Mmm, ‘tis the season — for reunions.

But while I’m gathering my belongings and courage today, I shall be treading quietly.  Very, very quietly.  The thoughts of today’s meditation are vague and ever-so-changing.  They remind me of an abstract watercolor painting:  At any moment, another stroke can change their entire gist.  Another color can shift the mood.  So, I’ll try not to speak much; ’cause I don’t want to fuck it up.

It doesn’t happen often — today’s Moment in Between — because generally of an impatient mindset, I never sit for long enough to let it pass.  So intensely I insist on living my life that I rarely sit in silence.  Instead, I continue moving, shrugging off the urge for prayer as something I could do in mid-step.

“I don’t have time for this!” I tell myself and others when confronted with a suggestion — or an ultimatum — to chill out.  “I’ve got shit to do!”

That may be true, my darlings, but one’s ambition does not negate those privileged moments of silence and aloneness.  To the contrary, if one decides to devote a life to a great empathy for humanity, aloneness — is mandatory.  Because by its very definition, compassion is a recognition of one’s self in another.  And how in the world am I going to recognize that self if I, myself, don’t know my self?  (Sorry, kittens:  I’m probably sounding a bit too So Cal for some o’ ya.  I’ll be back to my East Coast Bitchy in no time.)

Last night, I heard a lovely actress with a delicious accent and painfully poignant heart eloquently speak of the common introverted nature of all artists:

“It’s that thing of having to inhabit… yourself,” she said, “whatever that is… And it can often be quite uncomfortable.”  (Ah, Cate:  Ever so magnanimous you are!  You give us, humans, way too much credit.)

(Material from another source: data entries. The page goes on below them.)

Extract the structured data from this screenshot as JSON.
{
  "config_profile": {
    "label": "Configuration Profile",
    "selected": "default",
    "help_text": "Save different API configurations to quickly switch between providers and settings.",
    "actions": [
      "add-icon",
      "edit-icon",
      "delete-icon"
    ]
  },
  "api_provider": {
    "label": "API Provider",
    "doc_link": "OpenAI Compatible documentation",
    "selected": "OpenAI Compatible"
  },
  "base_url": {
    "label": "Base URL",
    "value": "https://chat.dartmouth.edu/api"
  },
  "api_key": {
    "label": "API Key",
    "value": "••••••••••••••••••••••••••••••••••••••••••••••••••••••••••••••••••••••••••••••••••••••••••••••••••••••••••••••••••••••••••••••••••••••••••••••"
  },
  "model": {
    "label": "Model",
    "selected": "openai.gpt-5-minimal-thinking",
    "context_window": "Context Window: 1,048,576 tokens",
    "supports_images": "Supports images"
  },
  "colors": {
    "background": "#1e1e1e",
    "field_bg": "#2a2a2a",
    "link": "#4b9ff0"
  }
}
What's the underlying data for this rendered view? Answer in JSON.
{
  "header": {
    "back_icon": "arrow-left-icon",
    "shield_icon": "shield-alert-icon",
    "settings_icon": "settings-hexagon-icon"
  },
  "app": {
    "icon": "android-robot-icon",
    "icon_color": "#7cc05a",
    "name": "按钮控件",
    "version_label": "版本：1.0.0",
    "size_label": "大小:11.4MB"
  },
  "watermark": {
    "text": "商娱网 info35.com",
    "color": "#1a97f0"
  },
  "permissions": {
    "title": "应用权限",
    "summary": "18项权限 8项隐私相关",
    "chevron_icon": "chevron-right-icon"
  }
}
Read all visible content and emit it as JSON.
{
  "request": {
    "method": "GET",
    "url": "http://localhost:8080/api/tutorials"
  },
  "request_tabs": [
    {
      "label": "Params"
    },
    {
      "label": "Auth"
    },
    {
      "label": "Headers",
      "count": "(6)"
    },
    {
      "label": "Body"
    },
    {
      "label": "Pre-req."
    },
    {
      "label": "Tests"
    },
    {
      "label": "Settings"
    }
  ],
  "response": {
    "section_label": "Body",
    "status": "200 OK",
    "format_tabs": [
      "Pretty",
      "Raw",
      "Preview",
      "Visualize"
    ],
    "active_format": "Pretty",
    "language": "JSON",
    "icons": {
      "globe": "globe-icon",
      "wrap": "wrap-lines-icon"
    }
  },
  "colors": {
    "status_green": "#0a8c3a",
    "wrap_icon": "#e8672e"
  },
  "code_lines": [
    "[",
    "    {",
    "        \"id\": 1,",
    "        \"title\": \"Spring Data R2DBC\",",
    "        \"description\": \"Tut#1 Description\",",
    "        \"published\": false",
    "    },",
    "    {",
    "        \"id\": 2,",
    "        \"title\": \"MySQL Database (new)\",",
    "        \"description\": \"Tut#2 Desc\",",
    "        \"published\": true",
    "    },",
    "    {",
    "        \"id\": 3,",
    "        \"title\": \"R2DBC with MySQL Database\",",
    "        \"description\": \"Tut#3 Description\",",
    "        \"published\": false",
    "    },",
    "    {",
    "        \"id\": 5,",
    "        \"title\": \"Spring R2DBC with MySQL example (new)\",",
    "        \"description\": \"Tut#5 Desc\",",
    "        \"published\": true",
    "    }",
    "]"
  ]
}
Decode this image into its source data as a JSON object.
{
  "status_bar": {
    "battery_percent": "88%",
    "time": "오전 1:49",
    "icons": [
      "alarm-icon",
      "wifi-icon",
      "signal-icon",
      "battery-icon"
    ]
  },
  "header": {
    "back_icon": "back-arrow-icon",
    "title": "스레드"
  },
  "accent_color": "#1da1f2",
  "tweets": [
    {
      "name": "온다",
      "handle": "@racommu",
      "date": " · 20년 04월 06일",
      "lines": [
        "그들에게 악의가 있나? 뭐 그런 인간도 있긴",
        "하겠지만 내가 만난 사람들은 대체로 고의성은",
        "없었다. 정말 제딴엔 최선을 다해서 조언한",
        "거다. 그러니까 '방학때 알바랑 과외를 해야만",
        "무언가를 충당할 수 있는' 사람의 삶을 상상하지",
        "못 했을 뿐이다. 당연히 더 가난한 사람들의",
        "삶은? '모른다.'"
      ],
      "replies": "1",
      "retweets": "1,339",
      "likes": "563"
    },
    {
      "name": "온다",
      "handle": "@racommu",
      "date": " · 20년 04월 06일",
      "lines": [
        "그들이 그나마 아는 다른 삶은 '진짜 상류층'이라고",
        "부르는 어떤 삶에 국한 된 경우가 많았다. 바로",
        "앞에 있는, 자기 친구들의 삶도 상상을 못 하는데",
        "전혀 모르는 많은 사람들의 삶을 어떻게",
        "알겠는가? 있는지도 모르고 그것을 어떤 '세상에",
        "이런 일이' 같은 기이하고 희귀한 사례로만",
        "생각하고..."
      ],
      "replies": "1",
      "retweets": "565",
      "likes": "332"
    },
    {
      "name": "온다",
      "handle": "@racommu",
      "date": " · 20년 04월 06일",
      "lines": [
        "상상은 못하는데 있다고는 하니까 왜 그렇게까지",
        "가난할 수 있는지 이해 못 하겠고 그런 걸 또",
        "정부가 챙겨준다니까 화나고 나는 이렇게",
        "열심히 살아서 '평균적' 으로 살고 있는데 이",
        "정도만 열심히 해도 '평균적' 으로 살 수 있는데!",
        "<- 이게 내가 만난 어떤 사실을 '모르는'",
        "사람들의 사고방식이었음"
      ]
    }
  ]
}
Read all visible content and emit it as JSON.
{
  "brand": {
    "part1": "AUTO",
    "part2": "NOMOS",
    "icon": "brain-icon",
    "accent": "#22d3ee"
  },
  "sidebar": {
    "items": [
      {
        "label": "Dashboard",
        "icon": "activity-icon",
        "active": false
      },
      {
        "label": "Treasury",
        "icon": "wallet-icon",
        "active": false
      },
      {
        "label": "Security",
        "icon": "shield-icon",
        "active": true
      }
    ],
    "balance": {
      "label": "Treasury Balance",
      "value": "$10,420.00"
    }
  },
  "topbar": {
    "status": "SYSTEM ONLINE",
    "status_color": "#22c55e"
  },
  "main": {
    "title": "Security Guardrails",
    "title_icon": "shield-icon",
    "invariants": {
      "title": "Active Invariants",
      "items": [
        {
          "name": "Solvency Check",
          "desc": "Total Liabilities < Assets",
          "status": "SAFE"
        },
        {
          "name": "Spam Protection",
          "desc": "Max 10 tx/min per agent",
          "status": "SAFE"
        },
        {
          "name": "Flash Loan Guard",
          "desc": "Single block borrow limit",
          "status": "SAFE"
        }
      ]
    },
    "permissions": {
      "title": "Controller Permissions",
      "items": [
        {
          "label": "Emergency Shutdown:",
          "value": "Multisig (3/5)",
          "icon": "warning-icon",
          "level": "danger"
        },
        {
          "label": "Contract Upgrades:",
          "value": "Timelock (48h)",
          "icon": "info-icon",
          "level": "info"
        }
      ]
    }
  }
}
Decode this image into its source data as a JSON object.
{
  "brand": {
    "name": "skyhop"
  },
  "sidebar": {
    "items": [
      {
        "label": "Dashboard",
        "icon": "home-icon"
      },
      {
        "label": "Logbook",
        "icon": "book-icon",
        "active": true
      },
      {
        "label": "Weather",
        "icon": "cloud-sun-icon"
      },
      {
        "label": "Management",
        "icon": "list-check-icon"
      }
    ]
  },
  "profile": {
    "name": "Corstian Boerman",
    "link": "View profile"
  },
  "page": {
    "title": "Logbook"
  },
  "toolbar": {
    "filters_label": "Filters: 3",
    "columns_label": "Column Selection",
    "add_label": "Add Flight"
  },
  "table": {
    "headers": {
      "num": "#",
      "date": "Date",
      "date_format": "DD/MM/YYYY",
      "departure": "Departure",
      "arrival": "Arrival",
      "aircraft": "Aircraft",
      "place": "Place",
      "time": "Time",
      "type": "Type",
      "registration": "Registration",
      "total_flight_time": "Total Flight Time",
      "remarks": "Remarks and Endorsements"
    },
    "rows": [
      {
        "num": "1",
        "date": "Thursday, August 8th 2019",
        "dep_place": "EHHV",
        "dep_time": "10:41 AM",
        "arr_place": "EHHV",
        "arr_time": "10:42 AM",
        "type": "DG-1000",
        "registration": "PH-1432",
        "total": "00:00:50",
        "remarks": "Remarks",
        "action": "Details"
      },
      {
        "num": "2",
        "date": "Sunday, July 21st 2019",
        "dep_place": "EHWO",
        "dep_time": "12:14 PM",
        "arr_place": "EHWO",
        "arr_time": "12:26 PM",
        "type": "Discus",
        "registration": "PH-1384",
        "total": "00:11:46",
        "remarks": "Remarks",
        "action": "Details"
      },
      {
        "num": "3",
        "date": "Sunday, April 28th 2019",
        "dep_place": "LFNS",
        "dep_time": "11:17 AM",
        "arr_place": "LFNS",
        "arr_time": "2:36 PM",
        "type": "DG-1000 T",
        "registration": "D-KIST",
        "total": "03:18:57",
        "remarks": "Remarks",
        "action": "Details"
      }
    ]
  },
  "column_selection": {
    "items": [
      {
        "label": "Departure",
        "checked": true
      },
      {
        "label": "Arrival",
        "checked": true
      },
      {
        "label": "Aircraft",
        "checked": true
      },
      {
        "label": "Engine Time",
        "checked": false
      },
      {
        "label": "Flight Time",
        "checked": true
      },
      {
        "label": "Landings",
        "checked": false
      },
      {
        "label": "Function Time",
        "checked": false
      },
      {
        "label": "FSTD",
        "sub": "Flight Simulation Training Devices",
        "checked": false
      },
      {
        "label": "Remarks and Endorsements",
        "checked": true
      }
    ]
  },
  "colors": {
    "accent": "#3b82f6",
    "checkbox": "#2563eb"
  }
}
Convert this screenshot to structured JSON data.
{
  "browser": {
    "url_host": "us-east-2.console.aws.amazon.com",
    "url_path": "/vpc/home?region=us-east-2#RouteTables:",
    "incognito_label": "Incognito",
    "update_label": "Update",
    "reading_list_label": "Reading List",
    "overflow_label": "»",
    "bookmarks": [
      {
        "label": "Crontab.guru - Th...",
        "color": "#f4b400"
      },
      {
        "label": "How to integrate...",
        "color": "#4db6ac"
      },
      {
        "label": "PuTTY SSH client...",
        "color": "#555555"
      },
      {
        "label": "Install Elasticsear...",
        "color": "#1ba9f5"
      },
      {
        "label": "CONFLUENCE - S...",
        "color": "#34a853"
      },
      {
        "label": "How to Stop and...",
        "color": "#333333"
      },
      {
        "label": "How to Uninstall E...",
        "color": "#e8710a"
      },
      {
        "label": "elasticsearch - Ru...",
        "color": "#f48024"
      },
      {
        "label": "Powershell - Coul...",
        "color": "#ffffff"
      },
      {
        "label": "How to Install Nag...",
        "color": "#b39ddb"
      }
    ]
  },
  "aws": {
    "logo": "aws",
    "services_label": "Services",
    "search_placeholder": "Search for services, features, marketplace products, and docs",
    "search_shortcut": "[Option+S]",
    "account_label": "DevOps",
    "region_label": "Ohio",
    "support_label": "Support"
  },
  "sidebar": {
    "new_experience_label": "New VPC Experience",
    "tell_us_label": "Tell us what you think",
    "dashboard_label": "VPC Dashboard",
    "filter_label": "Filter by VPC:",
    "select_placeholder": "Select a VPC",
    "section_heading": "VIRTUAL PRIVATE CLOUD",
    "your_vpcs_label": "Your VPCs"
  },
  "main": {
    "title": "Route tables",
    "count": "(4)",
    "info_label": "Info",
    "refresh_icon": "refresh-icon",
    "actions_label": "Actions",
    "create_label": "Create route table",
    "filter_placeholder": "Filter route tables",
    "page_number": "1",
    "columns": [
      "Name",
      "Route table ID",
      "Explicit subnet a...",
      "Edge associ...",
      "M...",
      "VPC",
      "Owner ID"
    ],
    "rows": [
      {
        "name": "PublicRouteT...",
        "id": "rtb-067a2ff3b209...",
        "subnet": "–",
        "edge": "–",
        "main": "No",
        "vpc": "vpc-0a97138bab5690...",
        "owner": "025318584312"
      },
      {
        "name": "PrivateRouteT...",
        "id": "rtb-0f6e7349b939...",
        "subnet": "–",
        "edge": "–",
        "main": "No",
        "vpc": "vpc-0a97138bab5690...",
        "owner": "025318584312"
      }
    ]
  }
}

So before I bounce again — toward the other coasts and countries, and loves — I’m just gonna sit a lil’.  Alone.  Quiet. Mmm-meditate.

…But what’s this I’m hearing?  A voice of a man screaming aggressively on my street.  How dare he?!  Despite having Hollyweird’s zip code, my ‘hood is stubbornly quiet.  So, what’s all this, sir?  How dare you?!

I look out of my window:  If only I’d see him, I think, I can forgive his unknowing act.  But:  Not a visible soul in sight.  I study the yard below and the baby-blue guest house whose single staircase is always decorated with drying canvases.  A woman in a headscarf quietly steps up to its wide window, while wiping her hands on the bottom of her apron.  Like me, she’s cross-examining the street for the source of the disturbance.  Apparently, she too — is asking for silence.

“Oh,” I think.  “So, you’re the one creating all this beauty,”  Despite heaving treaded this side of the world for over three years now, I’ve never met her before, my kittens, only her art.

She looks up.  She sees me.  I freeze:  I am not ready to hang with others yet.  Mmm-m’am?

She is older than me, much better lived in; less stubborn.  I can see she used to be a stunner.  Her forehead is un-crinkled, unlike my own:  She’s taking it easy.

“Mmm-m’kay, O’Keeffe.  I’ll take your lead.”

I manage to do a half-wave, then slide closed my window.  ‘ Cause I’m sitting alone — in silence — today, don’t cha know?!

“I gotcha,” — she nods, then leaves her window open and walks back to her work.

Mmm-mornin’:   mmm-mazel tov.